Martha Marcy May Marlene explores the haunting effects of cults

Martha Marcy May Marlene has received a lot of press for its star Elizabeth Olsen, the younger sister of former child stars Mary Kate and Ashley Olsen.

She has a face that “looks like” a lot of others, obviously including her famous sisters. While watching the film, I thought she looked like a younger, blonde Maggie Gyllenhaal. A quick check of Olsen’s IMDb.com profile shows I’m not the only one who was thinking it.

Still, once you get past her pedigree, you’ll find that Martha Marcy May Marlene is a star-making turn for the 22-year-old actress, and that her haunting performance elevates the so-so film into something more memorable.

Writer/director Sean Durkin’s flick can be described as a psychological thriller — albeit one that’s a bit slow at times. The movie gives an inside look at a cult and the effects/post-traumatic stress experienced by one young woman when she leaves.

The audience meets Martha (Olsen) as she’s running furiously through the woods. She places a tearful call to her estranged older sister Lucy (Sarah Paulson), who immediately picks up her and offers Martha a room at the vacation cottage where she and husband Ted (Hugh Dancy) are staying.
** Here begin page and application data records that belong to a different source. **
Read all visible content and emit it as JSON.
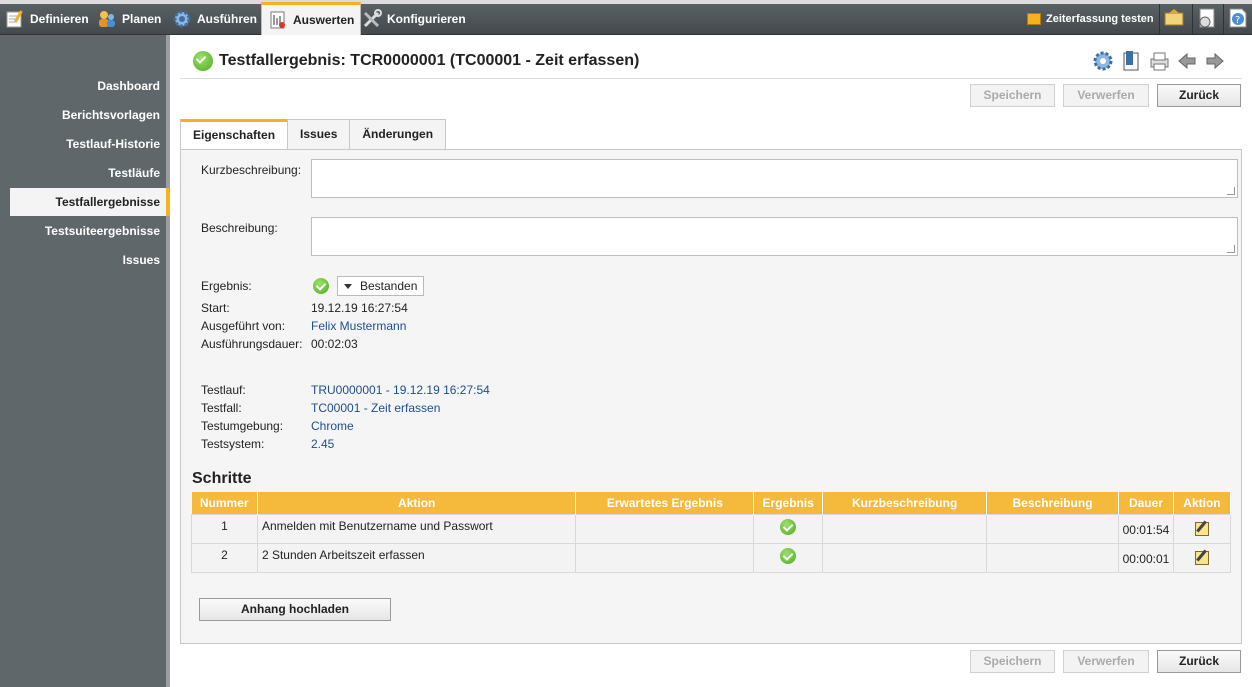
{
  "topnav": {
    "definieren": "Definieren",
    "planen": "Planen",
    "ausfuehren": "Ausführen",
    "auswerten": "Auswerten",
    "konfigurieren": "Konfigurieren",
    "zeiterfassung": "Zeiterfassung testen"
  },
  "sidebar": {
    "items": [
      {
        "label": "Dashboard"
      },
      {
        "label": "Berichtsvorlagen"
      },
      {
        "label": "Testlauf-Historie"
      },
      {
        "label": "Testläufe"
      },
      {
        "label": "Testfallergebnisse"
      },
      {
        "label": "Testsuiteergebnisse"
      },
      {
        "label": "Issues"
      }
    ]
  },
  "header": {
    "title": "Testfallergebnis: TCR0000001 (TC00001 - Zeit erfassen)"
  },
  "buttons": {
    "save": "Speichern",
    "discard": "Verwerfen",
    "back": "Zurück",
    "upload": "Anhang hochladen"
  },
  "tabs": [
    "Eigenschaften",
    "Issues",
    "Änderungen"
  ],
  "form": {
    "kurzbeschreibung_label": "Kurzbeschreibung:",
    "kurzbeschreibung_value": "",
    "beschreibung_label": "Beschreibung:",
    "beschreibung_value": "",
    "ergebnis_label": "Ergebnis:",
    "ergebnis_value": "Bestanden",
    "start_label": "Start:",
    "start_value": "19.12.19 16:27:54",
    "ausgefuehrt_label": "Ausgeführt von:",
    "ausgefuehrt_value": "Felix Mustermann",
    "dauer_label": "Ausführungsdauer:",
    "dauer_value": "00:02:03",
    "testlauf_label": "Testlauf:",
    "testlauf_value": "TRU0000001 - 19.12.19 16:27:54",
    "testfall_label": "Testfall:",
    "testfall_value": "TC00001 - Zeit erfassen",
    "testumgebung_label": "Testumgebung:",
    "testumgebung_value": "Chrome",
    "testsystem_label": "Testsystem:",
    "testsystem_value": "2.45"
  },
  "steps": {
    "title": "Schritte",
    "columns": [
      "Nummer",
      "Aktion",
      "Erwartetes Ergebnis",
      "Ergebnis",
      "Kurzbeschreibung",
      "Beschreibung",
      "Dauer",
      "Aktion"
    ],
    "rows": [
      {
        "nummer": "1",
        "aktion": "Anmelden mit Benutzername und Passwort",
        "erwartet": "",
        "kurz": "",
        "beschreibung": "",
        "dauer": "00:01:54"
      },
      {
        "nummer": "2",
        "aktion": "2 Stunden Arbeitszeit erfassen",
        "erwartet": "",
        "kurz": "",
        "beschreibung": "",
        "dauer": "00:00:01"
      }
    ]
  },
  "colors": {
    "accent": "#f5b21f",
    "link": "#1f4e8c",
    "topbar": "#4a5155"
  }
}
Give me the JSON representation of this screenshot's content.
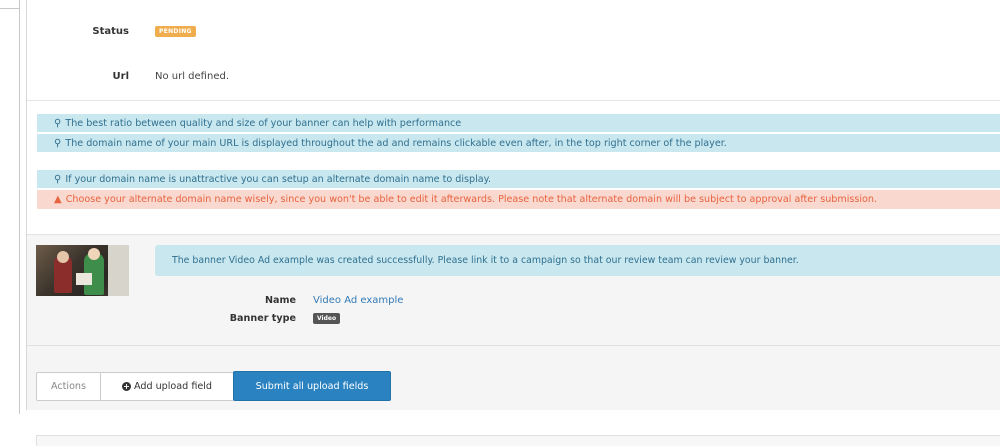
{
  "fields": {
    "status": {
      "label": "Status",
      "value": "PENDING"
    },
    "url": {
      "label": "Url",
      "value": "No url defined."
    }
  },
  "tips": [
    {
      "icon": "lightbulb-icon",
      "text": "The best ratio between quality and size of your banner can help with performance"
    },
    {
      "icon": "lightbulb-icon",
      "text": "The domain name of your main URL is displayed throughout the ad and remains clickable even after, in the top right corner of the player."
    },
    {
      "icon": "lightbulb-icon",
      "text": "If your domain name is unattractive you can setup an alternate domain name to display."
    }
  ],
  "warning": {
    "icon": "warning-icon",
    "text": "Choose your alternate domain name wisely, since you won't be able to edit it afterwards. Please note that alternate domain will be subject to approval after submission."
  },
  "banner": {
    "success_message": "The banner Video Ad example was created successfully. Please link it to a campaign so that our review team can review your banner.",
    "name_label": "Name",
    "name_value": "Video Ad example",
    "type_label": "Banner type",
    "type_value": "Video"
  },
  "actions": {
    "actions_label": "Actions",
    "add_upload_label": "Add upload field",
    "submit_label": "Submit all upload fields"
  },
  "colors": {
    "info_bg": "#c8e7ef",
    "info_text": "#31708f",
    "warning_bg": "#f8d8cf",
    "warning_text": "#e8633f",
    "pending_badge": "#f0ad4e",
    "primary_button": "#2a82c0"
  }
}
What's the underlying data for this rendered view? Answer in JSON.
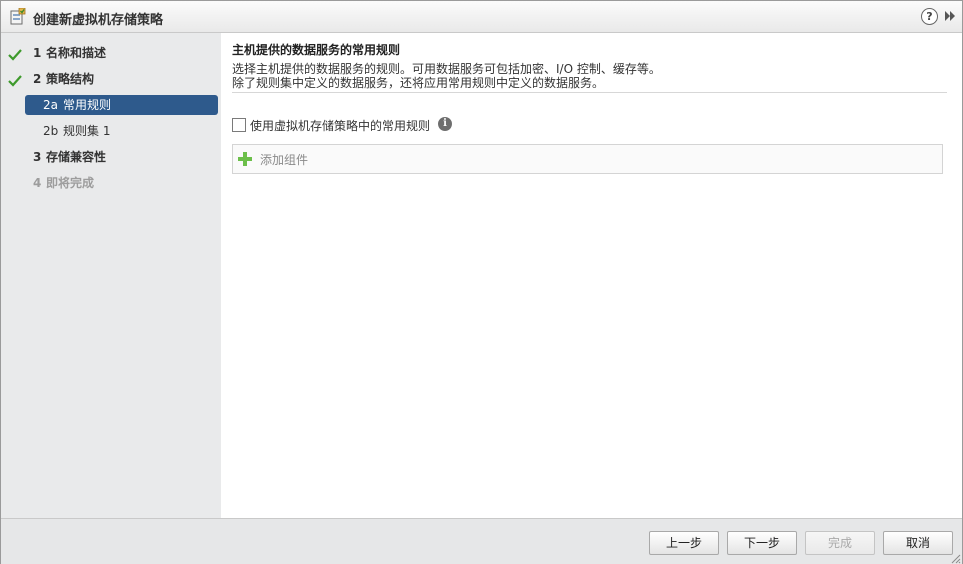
{
  "window": {
    "title": "创建新虚拟机存储策略",
    "help_glyph": "?",
    "title_icon": "storage-policy-icon",
    "help_icon": "help-icon",
    "expand_icon": "double-chevron-right-icon"
  },
  "nav": {
    "items": [
      {
        "number": "1",
        "label": "名称和描述",
        "status": "completed",
        "icon": "checkmark-icon"
      },
      {
        "number": "2",
        "label": "策略结构",
        "status": "completed",
        "icon": "checkmark-icon"
      },
      {
        "number": "2a",
        "label": "常用规则",
        "status": "active"
      },
      {
        "number": "2b",
        "label": "规则集 1",
        "status": "pending"
      },
      {
        "number": "3",
        "label": "存储兼容性",
        "status": "pending"
      },
      {
        "number": "4",
        "label": "即将完成",
        "status": "disabled"
      }
    ],
    "accent_color": "#2e5a8c",
    "check_color": "#3e9a2c"
  },
  "main": {
    "title": "主机提供的数据服务的常用规则",
    "description_line1": "选择主机提供的数据服务的规则。可用数据服务可包括加密、I/O 控制、缓存等。",
    "description_line2": "除了规则集中定义的数据服务，还将应用常用规则中定义的数据服务。",
    "use_common_rules_label": "使用虚拟机存储策略中的常用规则",
    "use_common_rules_checked": false,
    "info_glyph": "i",
    "add_component_label": "添加组件",
    "add_icon": "plus-icon"
  },
  "footer": {
    "back_label": "上一步",
    "next_label": "下一步",
    "finish_label": "完成",
    "cancel_label": "取消",
    "finish_enabled": false
  }
}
Through flashbacks, we see how the vulnerable young woman got involved in the cult; we witness the sexual initiation with Patrick (John Hawkes), who everyone at the cult hails as their spiritual father; and we watch some of the violent acts she was forced to participate in. It is also Patrick who decides that Martha looks like a “Marcy May,” and he changes her name.

It’s all quite horrifying, to put it mildly.

At home with Ted and Lucy, Martha struggles with identifying what is real and what is all in her mind. The initial quiet paranoia she experiences soon becomes full-blown post-traumatic stress, and Ted and Lucy have no idea what do with her.

The movie has a draw-your-own-conclusion ending that was audibly frustrating to those in my screening audience, but I think it was a good ending. Most of the movie felt weird and bizarre, so ambiguity worked here.

Martha Marcy May Marlene is definitely the kind of movie that has Oscar bait written all over it, though I’m hesitant to think that this will be the best movie of the year. Olsen’s performance is probably good enough for some nominations come awards time. The same can be said for John Hawkes — I had some definite flashbacks of his Oscar-nominated performance last year in Winter’s Bone.

Hawkes is effectively creepy as the cult leader, especially during one scene when he serenades Marcy May after having his way with her.

I found the subject matter interesting, even though the movie sometimes moved a bit slow for my taste. I wanted more drama. The cult seemed to let Martha go so easily. I can only assume that maybe the cult figured they had so much control over her that she’d not be able to function in the real world and would return. All told, it’s an appealing study on mind control and how one can make another do something and have it seem like it was that person’s choice.

There have been lots of movies and documentaries about cults, but not too many focus on the after-effects and psychological trauma the way this one does. That’s what makes Martha Marcy May Marlene stand out in the pack. ••

Movie Grade: B+